Anil K. Tyagi; Neeraj Dhar
Although sub-Saharan Africa has the highest rates of tuberculosis (TB) and human immunodeficiency virus (HIV) infection in the world, the rates of TB amongst its health care workers (HCWs) are poorly documented. We therefore conducted a country-wide investigation. All district\\/government and mission hospitals in Malawi that diagnose and care for TB patients were visited in order to obtain information on
A. D. Harries; T. E. Nyirenda; A. Banerjee; M. J. Boeree; F. M. Salaniponi
Objective: To explore the possibility that an analysis of antibody specificity to separated components of mycobacteria in a group of tuberculous patients may reveal a combination of target antigens whose antibodies could form the basis of a useful serodiagnostic test.Design: Immunoblots of 1-dimensional (SDS-PAGE) and 2-dimensional (isoelectric focusing\\/SDS-PAGE) separation of antigenic extracts of Mycobacterium tuberculosis H37Rv (MTSE) and M. bovis
E. O. E. Bassey; D. Catty; D. S. Kumararatne; C. Raykundalia
Mycobacterium tuberculosis (TB) is a major cause of morbidity and mortality worldwide. Current anti-TB chemotherapies, although effective, are associated\\u000a with side effects and are limited in treating drug-resistant strands. Autoimmune diseases are a leading cause of morbidity\\u000a and mortality, with a growing mass of evidence implicating infections (e.g., TB) as their triggers. The burden of TB might\\u000a further increase by

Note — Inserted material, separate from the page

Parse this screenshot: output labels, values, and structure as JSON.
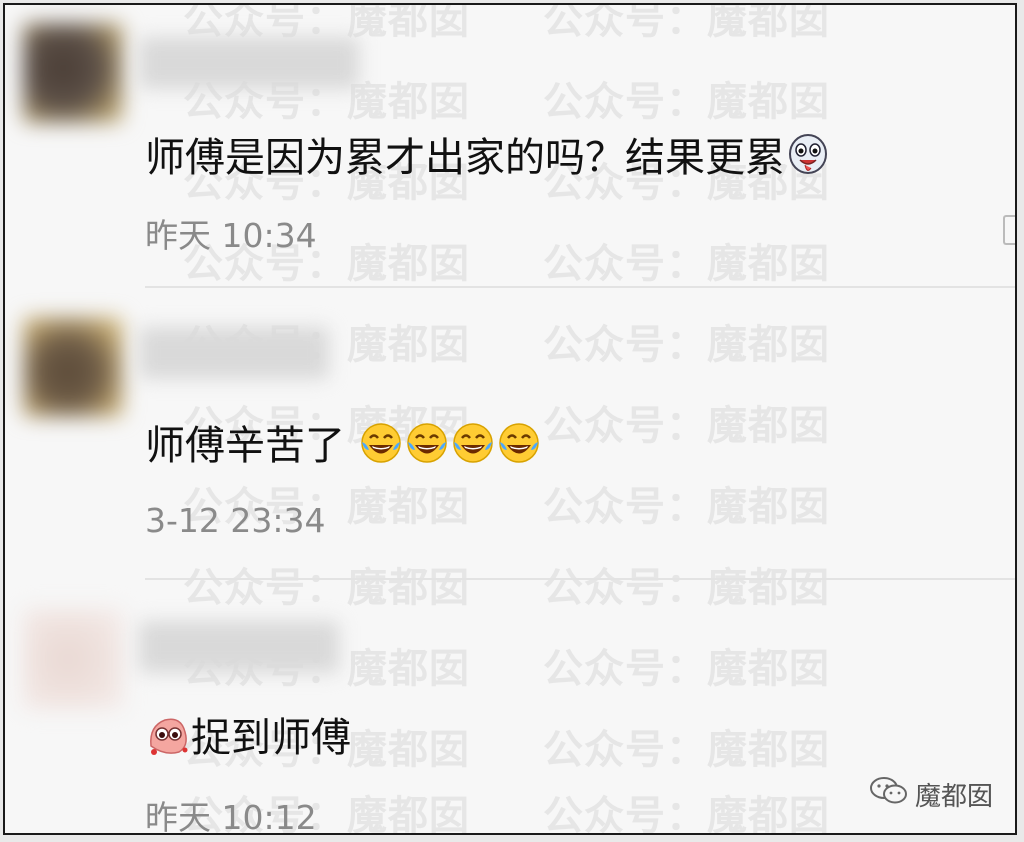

Yinon Shapira; Nancy Agmon-Levin; Yehuda Shoenfeld
Background Endobronchial tuberculosis (EBTB) is defined as a tuberculous infection of the tracheobronchial tree with microbial and histopathological evidence, with or without parenchymal involvement. Bronchoscopic appearances of EBTB have been divided into seven subtypes: actively caseating, edematous-hyperemic, fibrostenotic, tumorous, granular, ulcerative, and nonspecific bronchitic. However, information for establishing a definite microbiological diagnosis in each of these categories is lacking. We aimed to present bronchoscopic appearances and percentages for the EBTB subtypes and to compare bronchoscopic appearances with microbiological positivity in bronchial lavage fluid. Methods From 2003 to 2009, 23 biopsy-proven EBTB patients were enrolled in the study. Diagnosis of EBTB was histopathologically confirmed in all patients. Results The commonest subtype was the edematous-hyperemic type (34.7%); other subtypes in order of occurrence were: tumorous (21.7%), granular (17.3%), actively caseating (17.3%), fibrostenotic (4.3%), and nonspecific bronchitic (4.3%). Although all patients were sputum-smear-negative for acid-fast bacilli (AFB), 26% of patients were smear-positive for AFB in the bronchial lavage fluid. The bronchial lavage fluid grew Mycobacterium tuberculosis in 39.1% of all patients. The bronchial lavage smear positivity for AFB in the bronchial lavage fluid was 75%, 25%, 20%, 12.5%, 0%, and 0% for the granular, actively caseating, tumorous, edematous-hyperemic, fibrostenotic,